Hopefully you understand debits and credits. If you're incurring interest expense and NOT paying it, yes, it increases the loan balance. That's the credit side of the entry. Since you haven't paid it and since you're a cash basis tax payer and can't deduct it, the debit would fall to the balance sheet. Seems weird, right?
Think of it like this: you owe the bank $10k in interest; however, they say "Keep it for now, you'll owe it to us.” So they increase what you owe by $10k. It’s almost like they "gave" you another $10k, but you didn't receive it in cash. So if you want to show what you really owe the bank you have to increase the loan by $10k, which increases the liability; however, for your "balance" sheet to balance, you have to increase assets by $10k. Since you didn't receive it in cash, you have to add another asset called deferred interest.

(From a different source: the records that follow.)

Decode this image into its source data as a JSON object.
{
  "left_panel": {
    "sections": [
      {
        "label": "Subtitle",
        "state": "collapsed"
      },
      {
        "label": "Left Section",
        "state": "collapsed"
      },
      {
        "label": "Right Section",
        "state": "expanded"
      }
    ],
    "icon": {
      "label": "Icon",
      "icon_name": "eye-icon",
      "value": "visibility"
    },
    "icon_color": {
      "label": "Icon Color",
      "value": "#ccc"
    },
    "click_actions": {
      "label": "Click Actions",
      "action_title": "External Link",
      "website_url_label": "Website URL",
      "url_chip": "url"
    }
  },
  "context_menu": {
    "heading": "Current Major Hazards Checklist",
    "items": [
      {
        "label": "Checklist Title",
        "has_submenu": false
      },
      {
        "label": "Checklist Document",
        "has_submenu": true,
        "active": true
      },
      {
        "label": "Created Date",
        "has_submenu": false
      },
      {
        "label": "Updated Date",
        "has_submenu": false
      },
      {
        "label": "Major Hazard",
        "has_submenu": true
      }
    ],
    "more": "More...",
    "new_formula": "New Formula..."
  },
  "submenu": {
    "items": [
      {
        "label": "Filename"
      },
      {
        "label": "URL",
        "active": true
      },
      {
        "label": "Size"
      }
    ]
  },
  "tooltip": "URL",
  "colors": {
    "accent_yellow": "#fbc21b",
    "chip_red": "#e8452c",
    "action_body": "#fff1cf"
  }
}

Don't make me explain that again.....
Thanks Tim, that actually did help a lot. And explaining accounting principles to me is no easy feat!
This first appeared on Dentaltown.